TASK STATEMENT
Show each line of the listing in which the word "color" occurs.

###

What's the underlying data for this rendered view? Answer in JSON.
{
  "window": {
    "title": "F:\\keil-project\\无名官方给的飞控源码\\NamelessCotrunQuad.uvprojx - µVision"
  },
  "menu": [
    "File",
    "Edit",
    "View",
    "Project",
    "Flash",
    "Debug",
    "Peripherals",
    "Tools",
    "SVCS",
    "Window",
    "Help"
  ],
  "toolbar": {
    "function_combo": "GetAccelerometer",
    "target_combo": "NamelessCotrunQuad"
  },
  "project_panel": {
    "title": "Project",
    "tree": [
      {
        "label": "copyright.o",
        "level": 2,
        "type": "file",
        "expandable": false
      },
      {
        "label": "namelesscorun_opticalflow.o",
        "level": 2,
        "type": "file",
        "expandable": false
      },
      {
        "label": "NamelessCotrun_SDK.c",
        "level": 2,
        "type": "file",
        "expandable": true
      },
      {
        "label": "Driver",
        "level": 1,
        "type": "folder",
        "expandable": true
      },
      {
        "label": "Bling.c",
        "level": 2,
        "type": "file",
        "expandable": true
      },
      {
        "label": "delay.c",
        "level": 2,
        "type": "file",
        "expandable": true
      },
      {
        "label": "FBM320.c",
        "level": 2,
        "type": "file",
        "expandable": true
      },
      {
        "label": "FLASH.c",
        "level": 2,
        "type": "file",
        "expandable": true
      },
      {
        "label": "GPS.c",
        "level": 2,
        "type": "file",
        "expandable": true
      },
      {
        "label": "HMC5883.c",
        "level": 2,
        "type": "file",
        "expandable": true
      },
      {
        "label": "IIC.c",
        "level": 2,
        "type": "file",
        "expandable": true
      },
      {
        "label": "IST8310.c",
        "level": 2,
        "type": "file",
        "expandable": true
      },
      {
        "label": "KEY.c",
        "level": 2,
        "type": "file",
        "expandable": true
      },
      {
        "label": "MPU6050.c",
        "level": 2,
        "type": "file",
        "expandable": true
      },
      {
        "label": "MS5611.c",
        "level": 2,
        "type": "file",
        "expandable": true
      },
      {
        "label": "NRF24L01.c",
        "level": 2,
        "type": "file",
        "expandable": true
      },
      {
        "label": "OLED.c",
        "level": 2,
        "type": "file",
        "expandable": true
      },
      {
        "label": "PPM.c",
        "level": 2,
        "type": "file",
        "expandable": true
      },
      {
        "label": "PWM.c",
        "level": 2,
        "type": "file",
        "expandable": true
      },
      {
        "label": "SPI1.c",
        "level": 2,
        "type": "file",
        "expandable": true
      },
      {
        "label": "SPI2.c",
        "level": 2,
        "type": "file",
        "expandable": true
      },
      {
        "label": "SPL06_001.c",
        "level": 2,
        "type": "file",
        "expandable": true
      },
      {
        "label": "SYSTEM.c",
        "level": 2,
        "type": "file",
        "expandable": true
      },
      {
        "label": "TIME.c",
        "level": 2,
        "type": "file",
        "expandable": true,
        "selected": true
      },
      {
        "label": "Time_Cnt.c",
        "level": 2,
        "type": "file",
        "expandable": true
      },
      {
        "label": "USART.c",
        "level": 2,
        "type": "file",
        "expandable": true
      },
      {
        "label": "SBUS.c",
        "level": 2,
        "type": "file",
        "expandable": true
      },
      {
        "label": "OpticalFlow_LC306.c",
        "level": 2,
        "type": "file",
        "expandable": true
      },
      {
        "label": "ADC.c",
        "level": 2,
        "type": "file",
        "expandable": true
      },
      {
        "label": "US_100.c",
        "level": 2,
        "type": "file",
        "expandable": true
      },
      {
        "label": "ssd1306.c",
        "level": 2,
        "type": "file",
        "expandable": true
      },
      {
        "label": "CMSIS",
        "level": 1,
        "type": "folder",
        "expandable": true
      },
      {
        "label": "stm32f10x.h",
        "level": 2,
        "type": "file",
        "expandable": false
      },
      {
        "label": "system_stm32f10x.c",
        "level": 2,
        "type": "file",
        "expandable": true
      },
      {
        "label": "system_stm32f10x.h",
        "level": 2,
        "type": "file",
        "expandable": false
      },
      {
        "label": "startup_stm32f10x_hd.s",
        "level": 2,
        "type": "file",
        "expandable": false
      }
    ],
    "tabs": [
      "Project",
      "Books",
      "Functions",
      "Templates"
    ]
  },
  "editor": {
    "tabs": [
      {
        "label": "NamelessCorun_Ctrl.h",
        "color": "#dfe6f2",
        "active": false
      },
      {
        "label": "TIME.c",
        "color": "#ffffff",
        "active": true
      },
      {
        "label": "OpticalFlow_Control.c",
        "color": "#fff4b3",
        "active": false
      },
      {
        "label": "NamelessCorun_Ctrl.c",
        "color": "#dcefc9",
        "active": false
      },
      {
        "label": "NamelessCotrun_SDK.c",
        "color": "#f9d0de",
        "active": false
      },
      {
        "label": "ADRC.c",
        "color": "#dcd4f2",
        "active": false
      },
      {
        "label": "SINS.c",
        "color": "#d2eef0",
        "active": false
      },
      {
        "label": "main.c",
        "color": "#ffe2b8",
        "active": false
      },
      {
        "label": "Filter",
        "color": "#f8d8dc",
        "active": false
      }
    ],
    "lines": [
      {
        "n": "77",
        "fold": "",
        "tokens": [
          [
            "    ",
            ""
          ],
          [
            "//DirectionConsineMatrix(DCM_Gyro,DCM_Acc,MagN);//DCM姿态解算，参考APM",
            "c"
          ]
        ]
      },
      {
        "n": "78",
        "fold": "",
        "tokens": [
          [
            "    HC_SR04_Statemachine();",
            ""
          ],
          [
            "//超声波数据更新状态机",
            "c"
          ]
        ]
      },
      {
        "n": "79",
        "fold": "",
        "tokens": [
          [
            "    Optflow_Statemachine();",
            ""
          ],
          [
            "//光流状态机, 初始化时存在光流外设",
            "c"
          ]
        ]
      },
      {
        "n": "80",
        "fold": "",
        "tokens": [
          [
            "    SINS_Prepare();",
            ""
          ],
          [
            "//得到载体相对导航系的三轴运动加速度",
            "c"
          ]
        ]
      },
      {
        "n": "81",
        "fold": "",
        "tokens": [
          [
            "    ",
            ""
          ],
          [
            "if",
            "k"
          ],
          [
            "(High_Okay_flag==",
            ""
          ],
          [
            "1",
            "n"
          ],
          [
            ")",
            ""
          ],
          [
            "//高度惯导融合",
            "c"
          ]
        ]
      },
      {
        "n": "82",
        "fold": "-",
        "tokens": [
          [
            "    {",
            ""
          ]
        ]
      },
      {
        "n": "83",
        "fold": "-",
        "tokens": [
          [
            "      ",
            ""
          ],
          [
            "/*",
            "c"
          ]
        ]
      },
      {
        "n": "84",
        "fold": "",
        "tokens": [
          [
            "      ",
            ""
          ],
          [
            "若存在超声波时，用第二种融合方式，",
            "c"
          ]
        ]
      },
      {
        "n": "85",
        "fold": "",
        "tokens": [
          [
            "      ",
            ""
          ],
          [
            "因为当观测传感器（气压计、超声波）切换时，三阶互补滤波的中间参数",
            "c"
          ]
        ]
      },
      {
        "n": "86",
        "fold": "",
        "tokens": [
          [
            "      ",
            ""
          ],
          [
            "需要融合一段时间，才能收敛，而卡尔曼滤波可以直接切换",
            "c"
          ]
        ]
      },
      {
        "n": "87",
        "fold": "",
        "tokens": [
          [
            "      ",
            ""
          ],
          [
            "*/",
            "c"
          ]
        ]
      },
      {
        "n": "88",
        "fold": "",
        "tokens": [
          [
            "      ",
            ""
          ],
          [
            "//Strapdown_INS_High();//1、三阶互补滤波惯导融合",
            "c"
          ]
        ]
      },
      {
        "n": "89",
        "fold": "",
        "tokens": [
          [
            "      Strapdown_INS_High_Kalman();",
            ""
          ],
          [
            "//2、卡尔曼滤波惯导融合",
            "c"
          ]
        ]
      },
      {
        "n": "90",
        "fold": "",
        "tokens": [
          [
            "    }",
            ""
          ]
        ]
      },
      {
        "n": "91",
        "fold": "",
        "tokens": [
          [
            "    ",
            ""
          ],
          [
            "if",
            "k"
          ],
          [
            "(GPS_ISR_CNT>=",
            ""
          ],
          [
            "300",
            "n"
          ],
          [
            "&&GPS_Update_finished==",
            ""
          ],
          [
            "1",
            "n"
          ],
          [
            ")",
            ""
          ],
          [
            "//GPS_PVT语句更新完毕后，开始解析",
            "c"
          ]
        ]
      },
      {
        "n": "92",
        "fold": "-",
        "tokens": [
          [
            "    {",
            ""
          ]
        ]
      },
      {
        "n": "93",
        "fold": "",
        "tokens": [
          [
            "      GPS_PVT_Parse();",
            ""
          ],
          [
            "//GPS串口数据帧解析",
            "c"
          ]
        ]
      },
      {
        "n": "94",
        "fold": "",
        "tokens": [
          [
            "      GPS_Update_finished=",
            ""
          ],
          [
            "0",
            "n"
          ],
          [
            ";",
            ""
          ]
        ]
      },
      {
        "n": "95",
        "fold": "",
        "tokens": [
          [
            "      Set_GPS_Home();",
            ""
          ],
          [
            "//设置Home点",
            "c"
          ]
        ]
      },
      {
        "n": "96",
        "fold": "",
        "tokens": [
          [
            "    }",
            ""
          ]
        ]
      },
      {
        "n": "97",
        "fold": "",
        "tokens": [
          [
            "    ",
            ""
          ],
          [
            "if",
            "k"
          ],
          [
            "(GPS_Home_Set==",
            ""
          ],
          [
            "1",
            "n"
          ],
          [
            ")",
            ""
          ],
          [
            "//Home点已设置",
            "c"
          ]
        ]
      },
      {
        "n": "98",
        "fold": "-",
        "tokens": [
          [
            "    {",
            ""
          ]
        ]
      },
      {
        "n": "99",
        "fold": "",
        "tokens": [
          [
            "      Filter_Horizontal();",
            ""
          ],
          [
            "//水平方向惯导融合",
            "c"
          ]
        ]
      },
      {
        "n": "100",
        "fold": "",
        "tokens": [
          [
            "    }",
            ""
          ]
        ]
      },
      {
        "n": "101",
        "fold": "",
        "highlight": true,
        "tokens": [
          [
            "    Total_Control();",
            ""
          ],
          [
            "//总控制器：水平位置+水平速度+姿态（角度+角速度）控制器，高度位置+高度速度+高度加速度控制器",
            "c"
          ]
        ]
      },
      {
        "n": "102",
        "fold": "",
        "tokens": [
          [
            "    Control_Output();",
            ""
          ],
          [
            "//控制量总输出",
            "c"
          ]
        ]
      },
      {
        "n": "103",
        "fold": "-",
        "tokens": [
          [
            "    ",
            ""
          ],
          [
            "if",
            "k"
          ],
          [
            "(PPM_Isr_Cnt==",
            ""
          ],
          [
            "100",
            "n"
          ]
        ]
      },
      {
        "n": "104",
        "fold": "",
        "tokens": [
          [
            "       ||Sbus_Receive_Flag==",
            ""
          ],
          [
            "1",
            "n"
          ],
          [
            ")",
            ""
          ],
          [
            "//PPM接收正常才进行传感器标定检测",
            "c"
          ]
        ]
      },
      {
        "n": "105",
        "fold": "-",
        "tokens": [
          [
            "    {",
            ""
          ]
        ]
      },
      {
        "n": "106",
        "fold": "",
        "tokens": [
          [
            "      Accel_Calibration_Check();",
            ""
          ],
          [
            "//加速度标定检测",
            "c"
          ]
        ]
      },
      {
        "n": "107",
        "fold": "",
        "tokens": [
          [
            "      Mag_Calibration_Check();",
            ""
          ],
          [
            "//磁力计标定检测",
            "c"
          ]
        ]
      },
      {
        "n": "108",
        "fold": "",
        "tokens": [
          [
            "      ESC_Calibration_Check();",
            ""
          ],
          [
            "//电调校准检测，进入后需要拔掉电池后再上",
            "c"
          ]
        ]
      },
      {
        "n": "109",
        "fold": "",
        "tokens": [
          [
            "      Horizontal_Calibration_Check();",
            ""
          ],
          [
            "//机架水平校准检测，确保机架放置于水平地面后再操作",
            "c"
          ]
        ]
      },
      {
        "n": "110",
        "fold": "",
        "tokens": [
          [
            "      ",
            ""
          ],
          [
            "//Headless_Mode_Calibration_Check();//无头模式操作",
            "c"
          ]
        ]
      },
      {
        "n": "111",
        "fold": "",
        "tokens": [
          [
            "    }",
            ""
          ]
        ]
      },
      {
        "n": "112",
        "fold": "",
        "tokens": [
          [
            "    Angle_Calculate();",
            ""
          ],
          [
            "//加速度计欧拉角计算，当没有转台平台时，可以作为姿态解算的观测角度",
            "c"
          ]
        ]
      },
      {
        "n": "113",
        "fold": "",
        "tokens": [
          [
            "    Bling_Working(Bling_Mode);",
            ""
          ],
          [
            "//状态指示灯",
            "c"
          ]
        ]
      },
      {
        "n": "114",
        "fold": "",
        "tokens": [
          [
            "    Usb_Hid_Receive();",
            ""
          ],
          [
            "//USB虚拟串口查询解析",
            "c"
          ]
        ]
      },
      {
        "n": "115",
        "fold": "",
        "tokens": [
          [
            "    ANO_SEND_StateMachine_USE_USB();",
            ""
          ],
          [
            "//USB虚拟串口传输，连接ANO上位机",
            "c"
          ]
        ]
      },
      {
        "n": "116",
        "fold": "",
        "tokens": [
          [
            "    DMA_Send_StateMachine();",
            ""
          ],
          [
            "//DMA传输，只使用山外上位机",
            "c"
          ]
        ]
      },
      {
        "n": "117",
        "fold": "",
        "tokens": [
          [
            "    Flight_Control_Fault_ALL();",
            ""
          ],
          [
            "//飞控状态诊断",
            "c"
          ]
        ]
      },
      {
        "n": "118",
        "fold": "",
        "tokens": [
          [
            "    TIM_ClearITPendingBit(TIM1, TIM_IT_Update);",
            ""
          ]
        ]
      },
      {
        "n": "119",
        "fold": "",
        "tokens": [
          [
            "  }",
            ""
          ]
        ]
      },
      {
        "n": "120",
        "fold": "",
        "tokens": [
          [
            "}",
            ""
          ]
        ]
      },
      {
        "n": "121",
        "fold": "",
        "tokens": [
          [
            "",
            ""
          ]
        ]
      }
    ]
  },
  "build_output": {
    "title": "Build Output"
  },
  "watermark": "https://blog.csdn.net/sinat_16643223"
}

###

ANSWER BOX
        "color": "#dfe6f2",
        "color": "#ffffff",
        "color": "#fff4b3",
        "color": "#dcefc9",
        "color": "#f9d0de",
        "color": "#dcd4f2",
        "color": "#d2eef0",
        "color": "#ffe2b8",
        "color": "#f8d8dc",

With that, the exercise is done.